Let’s see here…[pause, puts down cafe sua da to count fingers on right hand]…in five ways. One, on our own GDP growth indirectly, via the reverberations globally from slowing China. Two, our growth directly: 8% of our GDP is exports to China, probably ones that would hold up pretty well, mind, but still there could be some softness here. Three, if the yuan falls further, so will the dong – maybe by less, but still at least most of the way down. At heart we’re a substitute for China in export manufacturing, so our relative costs matter a lot. Four, the “cost of capital” – as those tedious CFA analysts I have to meet all the time call it – will rise in emerging markets including Vietnam – that’s both for equity and debt. A higher cost of capital means slower investing and a negative effect on growth. Five, our stock market will find it that much harder to go up – I’m assuming here that the Chinese ones are pretty bad under this scenario. This is bad in itself but also carries with it a negative feedback loop on sentiment – and my wealth !
So if China’s screwed, we’re screwed too ! Shall we switch to whisky, boss ? – this is getting depressing ! And those Chinese dictators, facing a mess at home, will probably be all the more aggressive in the East Sea, to giddy their pissed off populace along !
Well, on the last point, that’s an astute observation…but thankfully the quiet whispers are that the American camp will win in our coming party congress, which means we’re building a pretty good international bulwark against an aggressive China.

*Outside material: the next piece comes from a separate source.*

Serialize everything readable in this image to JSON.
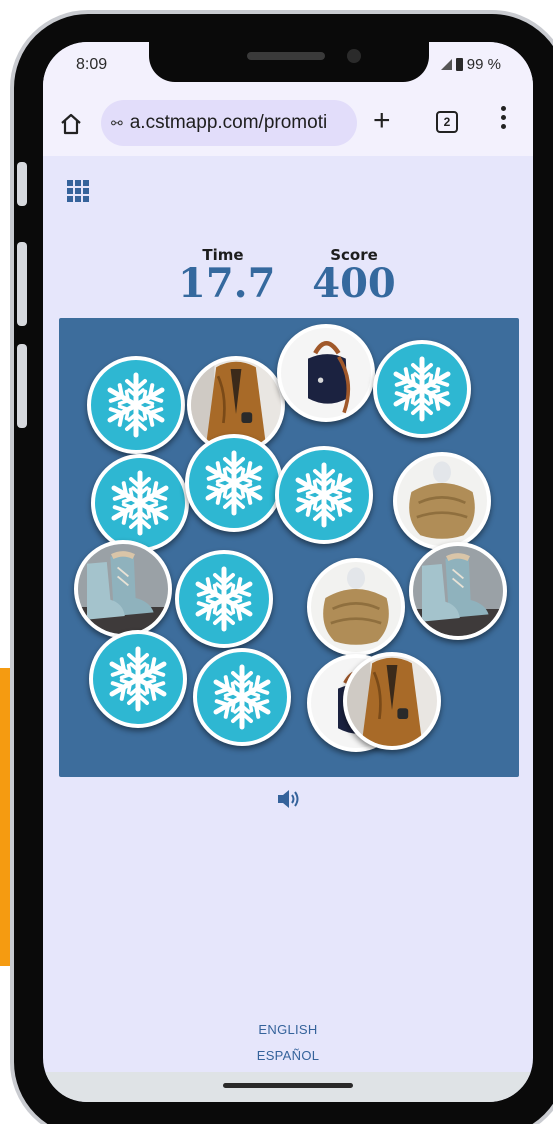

Sure, we’ve long ago lost both the Paracels and the Spratlys – but it’s about time we educate our people to grow up and forget about those stupid rocks anyway !
All right, so – forgetting about the rocks and taking the important stuff – are we screwed ?
Cheer up, boy, it’s not that bad. You see, life is a relative game, and tycoons, pension funds, and everybody else all have to put their money somewhere. And this is where we in Vietnam shine out like a beacon, compared to most other places. Sorry for the coming speech, try to pay attention. We shine because:-
First, unlike most of our Asian peers, we are a massive net importer from China – our imports from there equal a whopping 25% of our GDP, versus only the 8% we export to them. If China’s stressed, they’ll be very keen to keep selling that stuff to us, and maybe more cheaply too. And as I said before, the stuff we export to them is mostly soft commodities with low income elasticity of demand.
Second, we have been experiencing eight straight years of high FDI – including during the western financial crisis in 2008-09 – and this trend seems to be a very robust one. USD14.5bn in the year just gone, on a c. USD200bn economy, is a lot ! Vietnam has kept its status as the key “China + 1″ destination, and our policy makers have done a good job of being hospitable to this constituent. We are still coming from a low base: for example, Chinese textile exports still dwarf ours by many times. Also, we are more a seller of final products to end markets in the developed world, than we are to Chinese consumers. And all these free trade agreements we’ve signed, whilst not necessarily having suddenly visible impact, are of profound long term importance for keeping our FDI boom intact for many years to come.
Third, overseas Vietnamese remittances, at USD12.5bn last year, have – like FDI – been both big and reliably growing. This is a great source of strength for Vietnam and makes for a contrasting narrative with China, where the talk is of accelerating capital flight – exacerbated when you arrest too many of your businessmen !
Fourth, Vietnam’s overall low economic base. Put simply, as one of the economies bringing up the rear of the Asian train, Vietnam has less to lose.
Finally, fifth, back to that old word “confidence”. If China has some struggles, isn’t it more likely to put a spring in our Vietnamese step than it is to depress us? Hey, it’s 6:30pm….shall we move on to a cheerful whisky to celebrate our luck in being in the right place at the right time ?
Em Oi !